"The preliminary results of this new expedition underscore the importance of the Madidi landscape to jaguars and other charismatic rainforest species," said Dr. Julie Kunen, Director of WCS's Latin America and Caribbean Program. "Understanding the densities and ranging habits of jaguars is an important step in formulating effective management plans for what is arguably the most biodiverse landscape on the planet."
Madidi National Park is one of the top tourist attractions in Bolivia and is the centerpiece of a continuous chain of six national protected areas in northwestern Bolivia and southeastern Peru, one of the largest such complexes in the world.
WCS works to develop local capacity to conserve the landscape from a variety of threats, including the negative environmental impacts from poorly planned development such as road construction, hydroelectric projects, logging, and agricultural expansion.
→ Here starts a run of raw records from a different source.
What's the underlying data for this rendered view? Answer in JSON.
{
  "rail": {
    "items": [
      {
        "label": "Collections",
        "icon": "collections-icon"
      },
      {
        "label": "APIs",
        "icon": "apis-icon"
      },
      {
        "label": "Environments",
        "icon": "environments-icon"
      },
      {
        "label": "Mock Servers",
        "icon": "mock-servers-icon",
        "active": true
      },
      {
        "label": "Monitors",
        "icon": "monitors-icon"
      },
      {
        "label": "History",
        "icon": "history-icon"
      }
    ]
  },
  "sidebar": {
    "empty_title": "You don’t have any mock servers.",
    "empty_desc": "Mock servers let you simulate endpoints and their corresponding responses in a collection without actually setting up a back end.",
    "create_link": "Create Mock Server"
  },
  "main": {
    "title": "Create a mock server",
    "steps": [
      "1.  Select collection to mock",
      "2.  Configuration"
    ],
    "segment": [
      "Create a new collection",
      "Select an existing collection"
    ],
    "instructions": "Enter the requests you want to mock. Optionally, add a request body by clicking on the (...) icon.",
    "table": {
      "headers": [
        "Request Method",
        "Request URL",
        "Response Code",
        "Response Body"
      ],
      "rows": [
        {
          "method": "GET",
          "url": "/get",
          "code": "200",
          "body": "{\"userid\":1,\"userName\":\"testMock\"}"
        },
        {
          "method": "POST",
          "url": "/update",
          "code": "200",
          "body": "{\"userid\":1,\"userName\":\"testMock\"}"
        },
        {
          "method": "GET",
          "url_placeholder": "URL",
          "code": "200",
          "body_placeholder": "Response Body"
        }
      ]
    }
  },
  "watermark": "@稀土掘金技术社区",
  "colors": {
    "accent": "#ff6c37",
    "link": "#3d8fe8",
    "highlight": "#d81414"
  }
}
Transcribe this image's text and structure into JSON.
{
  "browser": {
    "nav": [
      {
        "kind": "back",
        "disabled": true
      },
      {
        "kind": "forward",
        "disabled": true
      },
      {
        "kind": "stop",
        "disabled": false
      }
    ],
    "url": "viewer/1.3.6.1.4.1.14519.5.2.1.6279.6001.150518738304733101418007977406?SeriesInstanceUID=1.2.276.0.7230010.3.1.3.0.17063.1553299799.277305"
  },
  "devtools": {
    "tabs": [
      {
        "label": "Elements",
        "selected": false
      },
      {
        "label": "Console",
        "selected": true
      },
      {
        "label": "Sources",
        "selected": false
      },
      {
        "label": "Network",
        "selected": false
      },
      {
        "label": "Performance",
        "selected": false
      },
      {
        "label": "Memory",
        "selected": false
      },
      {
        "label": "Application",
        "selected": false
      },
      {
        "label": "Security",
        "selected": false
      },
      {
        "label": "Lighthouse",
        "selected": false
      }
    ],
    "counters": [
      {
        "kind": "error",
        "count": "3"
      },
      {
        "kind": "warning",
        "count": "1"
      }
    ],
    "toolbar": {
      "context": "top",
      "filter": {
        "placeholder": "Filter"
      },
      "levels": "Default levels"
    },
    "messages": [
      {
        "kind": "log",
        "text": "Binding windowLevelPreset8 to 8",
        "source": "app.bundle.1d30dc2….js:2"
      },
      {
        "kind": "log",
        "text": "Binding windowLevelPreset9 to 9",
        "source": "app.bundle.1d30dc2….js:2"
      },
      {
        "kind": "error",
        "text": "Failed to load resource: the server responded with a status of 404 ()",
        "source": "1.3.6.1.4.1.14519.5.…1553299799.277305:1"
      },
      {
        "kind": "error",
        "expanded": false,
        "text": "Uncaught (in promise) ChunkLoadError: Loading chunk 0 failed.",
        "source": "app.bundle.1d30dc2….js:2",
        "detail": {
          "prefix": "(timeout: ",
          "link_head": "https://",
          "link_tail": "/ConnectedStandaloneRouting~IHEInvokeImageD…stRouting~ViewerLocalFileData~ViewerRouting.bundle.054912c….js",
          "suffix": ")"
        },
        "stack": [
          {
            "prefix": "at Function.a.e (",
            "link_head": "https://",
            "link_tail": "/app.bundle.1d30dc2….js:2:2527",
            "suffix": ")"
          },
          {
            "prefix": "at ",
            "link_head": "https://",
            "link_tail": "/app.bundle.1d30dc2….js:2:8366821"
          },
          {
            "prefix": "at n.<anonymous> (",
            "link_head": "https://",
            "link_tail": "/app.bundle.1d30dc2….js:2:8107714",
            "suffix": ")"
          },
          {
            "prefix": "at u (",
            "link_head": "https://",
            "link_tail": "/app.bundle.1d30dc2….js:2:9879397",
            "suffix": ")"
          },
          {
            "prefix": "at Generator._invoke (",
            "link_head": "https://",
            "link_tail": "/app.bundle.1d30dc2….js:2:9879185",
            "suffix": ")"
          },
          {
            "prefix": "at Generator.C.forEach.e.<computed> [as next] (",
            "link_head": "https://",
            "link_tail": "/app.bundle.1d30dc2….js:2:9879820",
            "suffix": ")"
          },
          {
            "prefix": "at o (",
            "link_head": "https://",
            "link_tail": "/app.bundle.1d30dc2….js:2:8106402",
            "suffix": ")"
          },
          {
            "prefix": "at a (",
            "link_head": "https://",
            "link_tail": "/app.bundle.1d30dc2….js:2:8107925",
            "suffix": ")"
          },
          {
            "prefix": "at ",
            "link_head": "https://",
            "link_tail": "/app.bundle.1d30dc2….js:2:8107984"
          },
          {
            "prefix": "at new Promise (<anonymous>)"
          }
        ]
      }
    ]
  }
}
WCS also works to improve local livelihoods through community enterprises.
WCS has worked to protect jaguars for decades and launched the WCS Jaguar Conservation Program in 1999 to assess the needs of jaguars in the wild and to minimize potential conflicts with humans.
|Contact: John Delaney|
Wildlife Conservation Society